Almost exactly one year ago I found myself hauling a 90 pound (40 kg) cardboard box into the San Antonio, Texas airport and checking in for my nth flight for Italy.
“Do you have any extra or overweight baggage?”
“Just this,” I proudly patted my duct-tape reinforced box, panting with exhaustion.
“There will be a fee.”
“That’s OK, it’s worth it.”
“That’s quite a heavy box! What could possibly worth the all this effort and fees?”
“A Texan Barbecue pit, what else?”
“Don’t that have BBQ pits in Italy?”
“Not like this one…”
My father and I had passed a week of research and shopping to find the perfect grill: one that would break down to fit into the size and weight requirements of the airline, without sacrificing size, quality and style. The final solution was 90 pounds of sturdy metal, 623 total square inches of cooking surface, cast iron cooking grates, integrated thermometer, adjustable steel fire grate, wood slat side and front shelves for additional prep and tools… By Texan standards it is a nice grill, but nothing fancy or huge. But in Italy, it’s a show-stopper.
And boy, it was worth it. It continues to be worth it every time we come down to Emilio’s family’s summer home in Moneglia. I fire that baby up, throw some veggies and steaks on the cast iron grill and cook for 20 people without breaking a sweat, all while overlooking a spectacular Ligurian coastline. This place was pretty close to paradise before, but now it’s perfect. Everything’s better with barbecue.
So, to honor the first birthday of our international BBQ, I would like to share a few grilling tips and observations:
- I marinate almost everything. Chicken turns out soft and moist when marinated in yogurt with garlic, lemon and olive oil. Soak pork chops in oil, herbs and white wine. Red meat needs just a touch of red wine and olive oil.
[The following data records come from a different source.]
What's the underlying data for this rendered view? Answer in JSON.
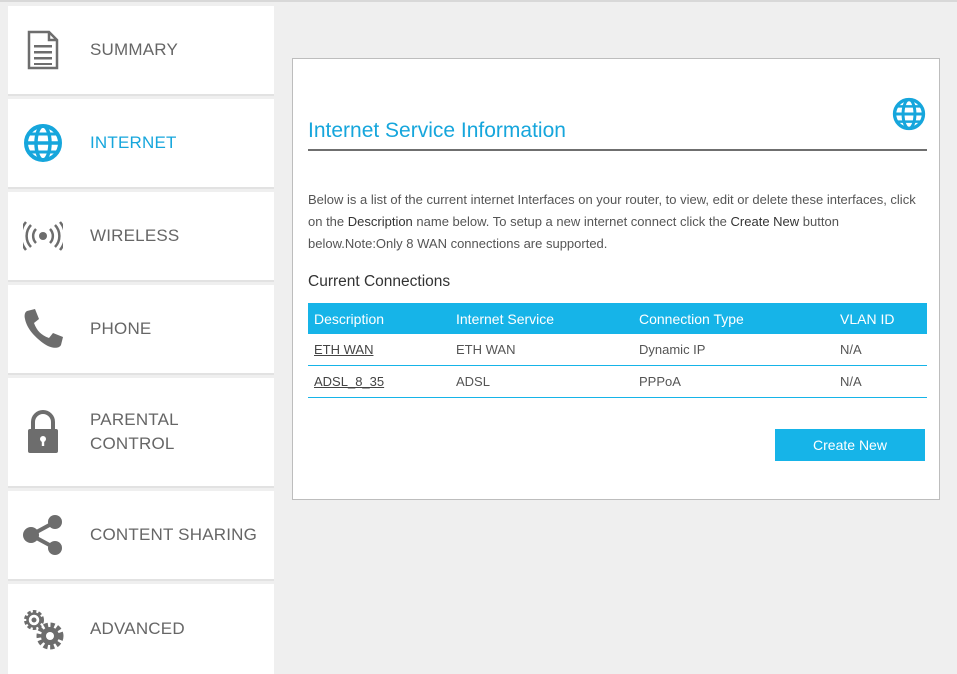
{
  "sidebar": {
    "items": [
      {
        "label": "SUMMARY",
        "icon": "document-icon"
      },
      {
        "label": "INTERNET",
        "icon": "globe-icon",
        "active": true
      },
      {
        "label": "WIRELESS",
        "icon": "wireless-icon"
      },
      {
        "label": "PHONE",
        "icon": "phone-icon"
      },
      {
        "label": "PARENTAL",
        "label2": "CONTROL",
        "icon": "lock-icon"
      },
      {
        "label": "CONTENT SHARING",
        "icon": "share-icon"
      },
      {
        "label": "ADVANCED",
        "icon": "gears-icon"
      }
    ]
  },
  "panel": {
    "title": "Internet Service Information",
    "intro_1": "Below is a list of the current internet Interfaces on your router, to view, edit or delete these interfaces, click on the ",
    "intro_desc": "Description",
    "intro_2": " name below. To setup a new internet connect click the ",
    "intro_create": "Create New",
    "intro_3": " button below.Note:Only 8 WAN connections are supported.",
    "section_title": "Current Connections",
    "columns": [
      "Description",
      "Internet Service",
      "Connection Type",
      "VLAN ID"
    ],
    "rows": [
      {
        "description": "ETH WAN",
        "service": "ETH WAN",
        "type": "Dynamic IP",
        "vlan": "N/A"
      },
      {
        "description": "ADSL_8_35",
        "service": "ADSL",
        "type": "PPPoA",
        "vlan": "N/A"
      }
    ],
    "create_button": "Create New"
  },
  "colors": {
    "accent": "#16b4e8",
    "title": "#16a6dc",
    "background": "#efefef"
  }
}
- I usually use a mix of wood and charcoal. Wood gives the best flavor, but charcoal burns longer and hotter. So I like to build a wood fire, then throw on some charcoal to lengthen the cooking time. Another way to achieve this effect is to add a few moistened wood chips to the coals before cooking.
- I like to grill in two rounds. First, I take care of all the veggies, since they can be served room-temperature and don’t suffer the wait. Then, I rebuild the fire or add some charcoal before throwing on the meat, which can then be served right off the grill.
- My favorite vegetables on the grill are bell peppers, sliced onions, eggplant, zucchini, and fennel. Veggies are better if you brush them with flavored olive oil right before grilling them. To make flavored oil, fill a bowl with olive oil, and add a couple cloves of garlic, salt, and rosemary or other herbs a couple hours before grilling.
- Bell peppers should be grilled whole until the skin is blackened, then placed in a bowl and covered with plastic wrap until cool. This helps loosen the skin and makes them easier to clean.
- Grilled pineapple is always a big hit. The sugar caramelizes and the flavor shines, making it a perfect side for grilled fish, chicken or pork, or a delicious dessert when served warm with cold ice cream.
- Chicken and pork ribs benefit from “low and slow” cooking. Let them cook on the warming rack or a cool part of the grill until almost completely cooked, then finish them off by searing over a hotter part of the grill.